The government guidelines for alcohol have recently changed:
- To keep health risks from alcohol at a low level, you are safest not to regularly drink more than 14 units per week (around 7 pints of average strength beer or 7 175ml glasses of wine). This applies to both men and women.
- If you do drink as much as 14 units per week, it is best to spread this evenly over three days or more. If you have one or two heavy drinking sessions, you increase your risks of death from long term illnesses and from accidents and injuries.
- The risk of developing a range of illnesses (including cancers of the mouth, throat and breast) increases with the amount you drink on a regular basis.
- If you wish to cut down on the amount you are drinking, a good way to help achieve this is to have several drink free days each week.
- Pregnant women are advised not to drink alcohol at all. If you are pregnant or planning a pregnancy, the safest approach is not to drink alcohol at all, to keep risk to your baby to a minimum.
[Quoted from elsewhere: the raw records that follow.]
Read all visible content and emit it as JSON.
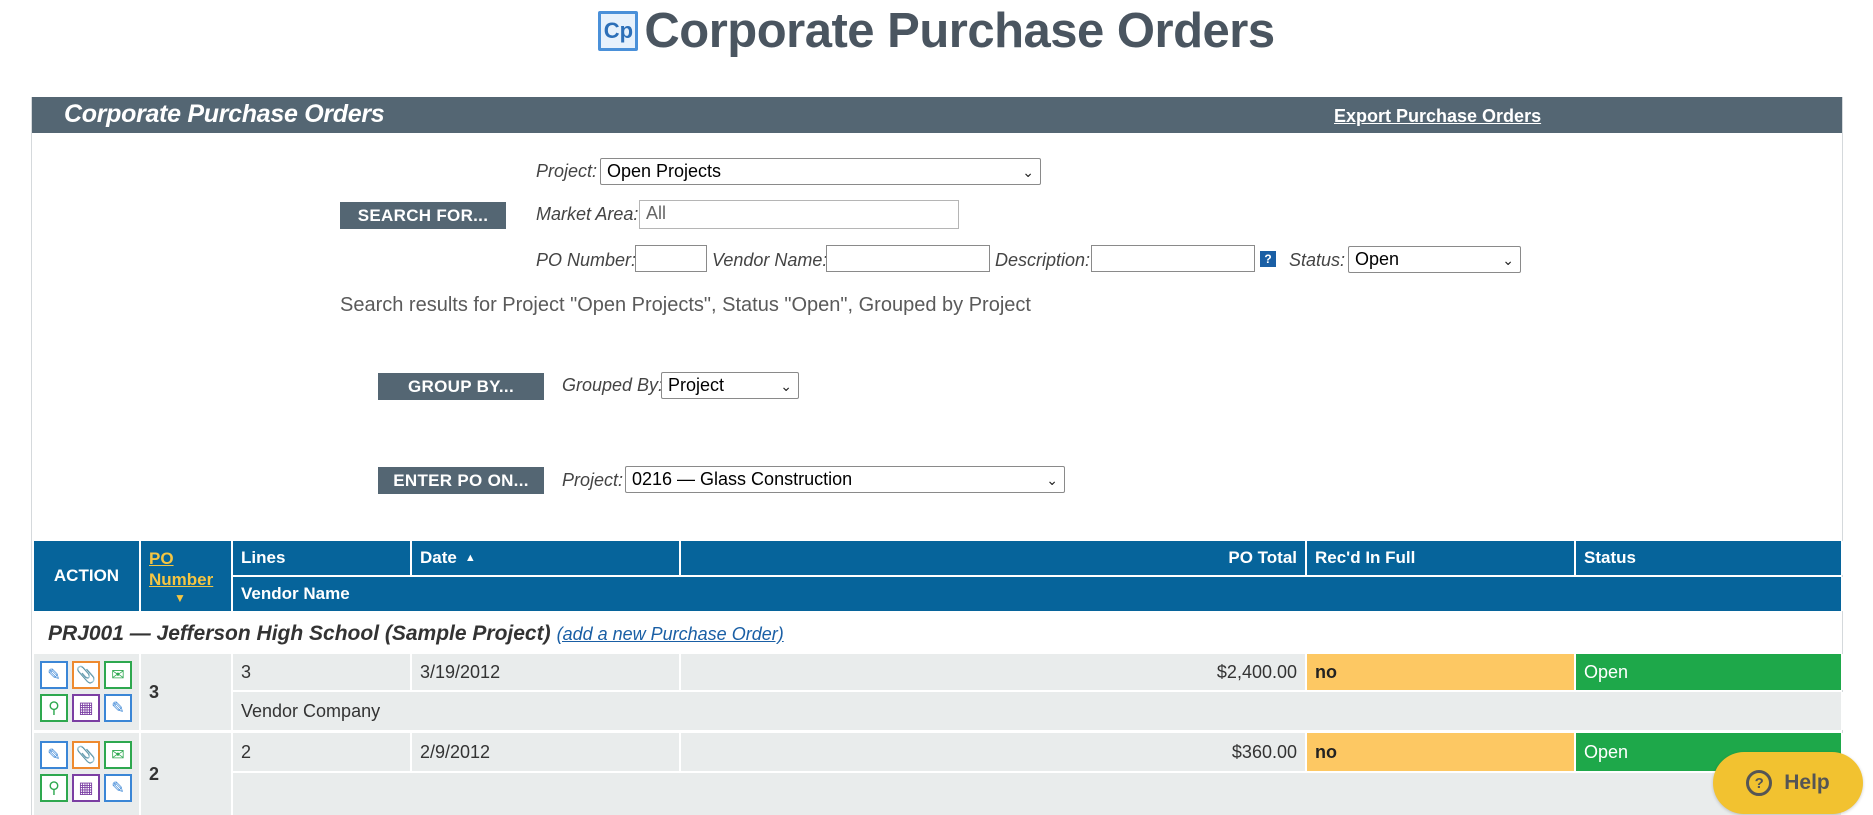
{
  "app": {
    "logo_text": "Cp",
    "title": "Corporate Purchase Orders"
  },
  "panel": {
    "title": "Corporate Purchase Orders",
    "export_label": "Export Purchase Orders"
  },
  "search": {
    "button_label": "SEARCH FOR...",
    "project_label": "Project:",
    "project_value": "Open Projects",
    "market_label": "Market Area:",
    "market_value": "All",
    "po_number_label": "PO Number:",
    "po_number_value": "",
    "vendor_label": "Vendor Name:",
    "vendor_value": "",
    "description_label": "Description:",
    "description_value": "",
    "help_glyph": "?",
    "status_label": "Status:",
    "status_value": "Open",
    "results_text": "Search results for Project \"Open Projects\", Status \"Open\", Grouped by Project"
  },
  "group": {
    "button_label": "GROUP BY...",
    "label": "Grouped By:",
    "value": "Project"
  },
  "enter": {
    "button_label": "ENTER PO ON...",
    "label": "Project:",
    "value": "0216 — Glass Construction"
  },
  "table": {
    "headers": {
      "action": "ACTION",
      "po_number_line1": "PO",
      "po_number_line2": "Number",
      "lines": "Lines",
      "date": "Date",
      "po_total": "PO Total",
      "recd": "Rec'd In Full",
      "status": "Status",
      "vendor": "Vendor Name"
    },
    "group_title": "PRJ001 — Jefferson High School (Sample Project)",
    "add_link": "(add a new Purchase Order)",
    "rows": [
      {
        "po": "3",
        "lines": "3",
        "date": "3/19/2012",
        "total": "$2,400.00",
        "recd": "no",
        "status": "Open",
        "vendor": "Vendor Company"
      },
      {
        "po": "2",
        "lines": "2",
        "date": "2/9/2012",
        "total": "$360.00",
        "recd": "no",
        "status": "Open",
        "vendor": ""
      }
    ],
    "action_icons": [
      "edit-icon",
      "attachment-icon",
      "email-icon",
      "view-icon",
      "calendar-icon",
      "edit-lines-icon"
    ]
  },
  "help_button": {
    "label": "Help",
    "glyph": "?"
  },
  "colors": {
    "header_bar": "#546673",
    "table_header": "#06649b",
    "recd_no": "#fdc863",
    "status_open": "#1ea84a",
    "help": "#f2c230"
  }
}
Are you concerned you might be drinking too much? Follow this link and take the drinkaware self-assessment questionnaire, simply answer a few questions and find out what kind of a relationship you have with alcohol
There are many useful tools available to help you track your drinking, including apps and online resources. You can find a range of these in our useful links.
Alcohol is a common part of our lives so it is easy to forget that it is addictive, both physically and psychologically. Drink Dependence sometimes known as 'alcoholism' means that drinking alcohol becomes an important, or sometimes the most important, factor in your life and you feel unable to function without it. Many people think to be a 'dependent' drinker you would be stumbling around drunk every day this is not necessarily true. There are varying degrees of alcohol dependence, if you find that you 'need' a couple of glasses of wine most nights of the week, or always go for a few pints after work, just to unwind, you're likely to be drinking at unsafe levels that could affect your long-term health. If you can't enjoy yourself or relax without having a drink, you could have become psychologically dependent on alcohol leading to a physical dependence. Physical dependence is when your body shows withdrawal symptoms, such as sweating, shaking and nausea, when your blood alcohol level falls.
Are you concerned about your drinking?
If you would like some useful tips on ways to cut down on your drinking please have a look at our page on cutting down, alternatively if you or someone you know has a problem with alcohol please call The Shropshire Recovery Partnership on 01743 294 700.
If you would like further information, please consult the 'helpful links' section on this page.
For every £1 invested in specialist alcohol treatment, £5 is saved on health, welfare and crime costs
The alcohol-related mortality rate of men in the most disadvantaged socio-economic class is 3.5 times higher than for men in the least disadvantaged class, while for women the figure is 5.7 times
34% of men and 28% of women drank more than recommended (4 units for men, 3 for women) on at least one day in the last week. Excluding those who didnt drink at all in the last week the figure rises to 52% of men and 53% of women
9% of men and 6% of women drank very heavily (at least three times the recommended limits) on at least one day in the last week. Excluding those who didnt drink at all in the last week the figure rises to 14% of men and 12% of women
The number of older people between the ages of 60 and 74 admitted to hospitals in England with mental and behavioural disorders associated with alcohol use has risen by over 50% more than in the 15-59 age group over the past 10 years